◆ EXTRACTED DATA:

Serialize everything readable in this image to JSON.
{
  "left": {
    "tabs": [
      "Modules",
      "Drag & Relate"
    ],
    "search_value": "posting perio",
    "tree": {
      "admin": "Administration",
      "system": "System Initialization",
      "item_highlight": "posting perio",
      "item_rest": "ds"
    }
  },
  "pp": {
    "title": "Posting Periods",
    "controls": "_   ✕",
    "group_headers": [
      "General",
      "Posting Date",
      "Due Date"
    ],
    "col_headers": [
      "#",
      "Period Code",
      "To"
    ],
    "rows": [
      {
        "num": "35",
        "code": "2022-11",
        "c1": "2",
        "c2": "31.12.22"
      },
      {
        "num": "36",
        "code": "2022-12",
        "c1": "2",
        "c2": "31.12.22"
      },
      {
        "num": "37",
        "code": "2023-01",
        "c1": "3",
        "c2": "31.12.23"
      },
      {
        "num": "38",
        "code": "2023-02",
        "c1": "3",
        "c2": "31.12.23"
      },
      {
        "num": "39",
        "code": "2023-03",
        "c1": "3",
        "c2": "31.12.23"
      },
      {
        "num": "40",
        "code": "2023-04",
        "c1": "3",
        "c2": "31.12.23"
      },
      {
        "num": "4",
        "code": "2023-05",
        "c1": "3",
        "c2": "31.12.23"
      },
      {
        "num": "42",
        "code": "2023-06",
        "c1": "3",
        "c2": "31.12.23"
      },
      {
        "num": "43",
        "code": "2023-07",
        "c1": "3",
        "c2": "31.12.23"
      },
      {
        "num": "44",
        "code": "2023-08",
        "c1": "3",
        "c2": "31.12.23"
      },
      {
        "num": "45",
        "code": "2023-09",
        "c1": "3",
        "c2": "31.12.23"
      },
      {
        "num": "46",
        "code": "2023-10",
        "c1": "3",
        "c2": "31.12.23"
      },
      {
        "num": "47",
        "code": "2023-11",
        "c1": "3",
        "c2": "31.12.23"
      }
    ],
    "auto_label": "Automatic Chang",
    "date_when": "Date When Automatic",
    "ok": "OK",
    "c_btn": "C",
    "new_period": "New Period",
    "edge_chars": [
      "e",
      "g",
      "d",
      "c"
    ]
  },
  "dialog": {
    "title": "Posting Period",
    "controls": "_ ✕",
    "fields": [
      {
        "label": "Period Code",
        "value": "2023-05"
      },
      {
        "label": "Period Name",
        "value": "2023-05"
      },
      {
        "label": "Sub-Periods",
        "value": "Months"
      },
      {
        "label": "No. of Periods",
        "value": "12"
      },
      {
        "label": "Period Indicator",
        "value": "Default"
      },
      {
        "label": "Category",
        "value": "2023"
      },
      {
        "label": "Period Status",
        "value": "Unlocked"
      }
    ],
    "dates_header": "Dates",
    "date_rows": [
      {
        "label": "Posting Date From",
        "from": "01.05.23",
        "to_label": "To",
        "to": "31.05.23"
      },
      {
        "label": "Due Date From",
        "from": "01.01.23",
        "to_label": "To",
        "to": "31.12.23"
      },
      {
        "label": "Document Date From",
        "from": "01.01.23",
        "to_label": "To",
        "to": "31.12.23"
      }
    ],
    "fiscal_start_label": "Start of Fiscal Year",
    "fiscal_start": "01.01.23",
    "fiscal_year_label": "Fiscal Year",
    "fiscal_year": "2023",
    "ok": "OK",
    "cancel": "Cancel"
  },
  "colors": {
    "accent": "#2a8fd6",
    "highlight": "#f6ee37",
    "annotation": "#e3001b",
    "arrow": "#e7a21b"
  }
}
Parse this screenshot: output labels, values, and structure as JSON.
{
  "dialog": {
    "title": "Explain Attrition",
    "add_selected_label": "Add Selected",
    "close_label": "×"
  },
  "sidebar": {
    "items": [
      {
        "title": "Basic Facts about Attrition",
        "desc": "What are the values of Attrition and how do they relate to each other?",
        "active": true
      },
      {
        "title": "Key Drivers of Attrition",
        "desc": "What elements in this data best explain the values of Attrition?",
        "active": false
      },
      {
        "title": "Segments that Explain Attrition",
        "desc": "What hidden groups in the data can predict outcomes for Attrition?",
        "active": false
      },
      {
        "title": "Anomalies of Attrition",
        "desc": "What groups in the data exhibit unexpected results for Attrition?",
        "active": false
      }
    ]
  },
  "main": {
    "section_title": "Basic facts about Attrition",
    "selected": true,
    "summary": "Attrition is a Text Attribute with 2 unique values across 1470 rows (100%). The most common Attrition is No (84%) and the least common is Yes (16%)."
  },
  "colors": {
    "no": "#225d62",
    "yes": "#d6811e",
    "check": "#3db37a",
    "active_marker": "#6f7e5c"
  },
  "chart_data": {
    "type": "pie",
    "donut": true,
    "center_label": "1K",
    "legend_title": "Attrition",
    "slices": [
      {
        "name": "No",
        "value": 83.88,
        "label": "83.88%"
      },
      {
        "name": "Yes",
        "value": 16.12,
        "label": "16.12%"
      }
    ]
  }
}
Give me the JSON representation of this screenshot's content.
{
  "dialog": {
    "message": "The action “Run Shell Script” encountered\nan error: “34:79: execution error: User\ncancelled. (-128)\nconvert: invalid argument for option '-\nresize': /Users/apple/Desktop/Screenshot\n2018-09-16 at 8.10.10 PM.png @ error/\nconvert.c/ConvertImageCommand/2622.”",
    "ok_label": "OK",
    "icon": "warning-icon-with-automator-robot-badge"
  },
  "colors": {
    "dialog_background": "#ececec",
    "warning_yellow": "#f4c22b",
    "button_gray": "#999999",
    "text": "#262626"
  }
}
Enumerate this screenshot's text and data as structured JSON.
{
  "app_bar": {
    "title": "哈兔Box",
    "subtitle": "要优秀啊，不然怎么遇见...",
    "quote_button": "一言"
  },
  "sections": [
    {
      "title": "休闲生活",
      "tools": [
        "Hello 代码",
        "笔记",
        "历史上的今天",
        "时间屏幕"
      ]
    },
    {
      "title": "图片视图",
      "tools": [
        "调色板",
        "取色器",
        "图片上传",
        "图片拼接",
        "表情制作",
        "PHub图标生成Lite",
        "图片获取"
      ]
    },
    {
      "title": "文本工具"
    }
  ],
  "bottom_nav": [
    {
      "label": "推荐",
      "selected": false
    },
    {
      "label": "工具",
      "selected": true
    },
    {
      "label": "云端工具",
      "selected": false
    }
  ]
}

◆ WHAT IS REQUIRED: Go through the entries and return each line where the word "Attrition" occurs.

◆ RESPONSE TO THE EXERCISE:
    "title": "Explain Attrition",
        "title": "Basic Facts about Attrition",
        "desc": "What are the values of Attrition and how do they relate to each other?",
        "title": "Key Drivers of Attrition",
        "desc": "What elements in this data best explain the values of Attrition?",
        "title": "Segments that Explain Attrition",
        "desc": "What hidden groups in the data can predict outcomes for Attrition?",
        "title": "Anomalies of Attrition",
        "desc": "What groups in the data exhibit unexpected results for Attrition?",
    "section_title": "Basic facts about Attrition",
    "summary": "Attrition is a Text Attribute with 2 unique values across 1470 rows (100%). The most common Attrition is No (84%) and the least common is Yes (16%)."
    "legend_title": "Attrition",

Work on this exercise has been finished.